◆ **Available data**:
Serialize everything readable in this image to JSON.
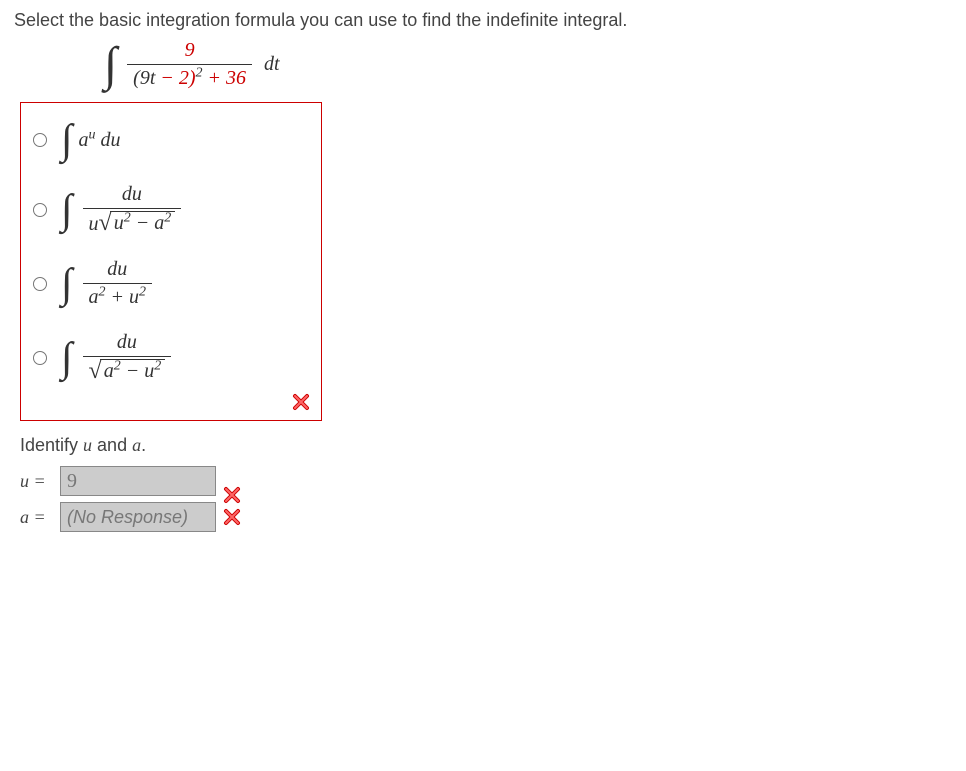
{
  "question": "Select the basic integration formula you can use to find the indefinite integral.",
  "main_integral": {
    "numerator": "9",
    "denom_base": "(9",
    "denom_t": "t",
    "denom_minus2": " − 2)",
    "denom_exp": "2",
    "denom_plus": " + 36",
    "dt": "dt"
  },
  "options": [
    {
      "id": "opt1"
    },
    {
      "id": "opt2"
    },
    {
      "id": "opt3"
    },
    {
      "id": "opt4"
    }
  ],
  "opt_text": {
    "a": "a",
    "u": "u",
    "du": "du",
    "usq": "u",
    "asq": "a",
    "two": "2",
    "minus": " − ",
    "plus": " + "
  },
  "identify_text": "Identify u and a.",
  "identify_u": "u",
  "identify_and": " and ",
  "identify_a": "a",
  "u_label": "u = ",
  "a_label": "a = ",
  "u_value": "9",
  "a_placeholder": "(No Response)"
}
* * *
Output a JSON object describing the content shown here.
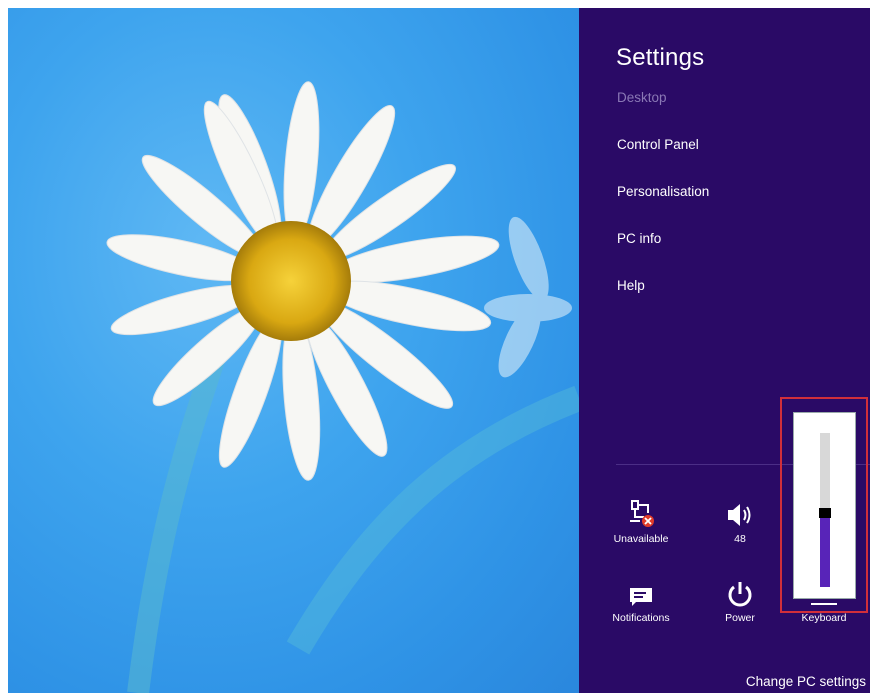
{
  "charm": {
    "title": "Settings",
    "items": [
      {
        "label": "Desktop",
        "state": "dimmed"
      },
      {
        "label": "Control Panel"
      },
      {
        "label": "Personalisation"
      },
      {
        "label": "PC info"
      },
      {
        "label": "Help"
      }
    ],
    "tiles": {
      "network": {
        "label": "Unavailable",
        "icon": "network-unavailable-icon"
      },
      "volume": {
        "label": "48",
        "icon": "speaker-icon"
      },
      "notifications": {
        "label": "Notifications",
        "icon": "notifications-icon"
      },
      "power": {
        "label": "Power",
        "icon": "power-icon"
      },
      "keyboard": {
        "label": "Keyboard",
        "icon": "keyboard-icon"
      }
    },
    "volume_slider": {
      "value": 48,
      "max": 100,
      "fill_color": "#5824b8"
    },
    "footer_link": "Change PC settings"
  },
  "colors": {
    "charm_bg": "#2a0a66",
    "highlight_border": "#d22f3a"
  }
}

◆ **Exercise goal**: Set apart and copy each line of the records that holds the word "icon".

◆ **Answer to this task**:
        "icon": "network-unavailable-icon"
        "icon": "speaker-icon"
        "icon": "notifications-icon"
        "icon": "power-icon"
        "icon": "keyboard-icon"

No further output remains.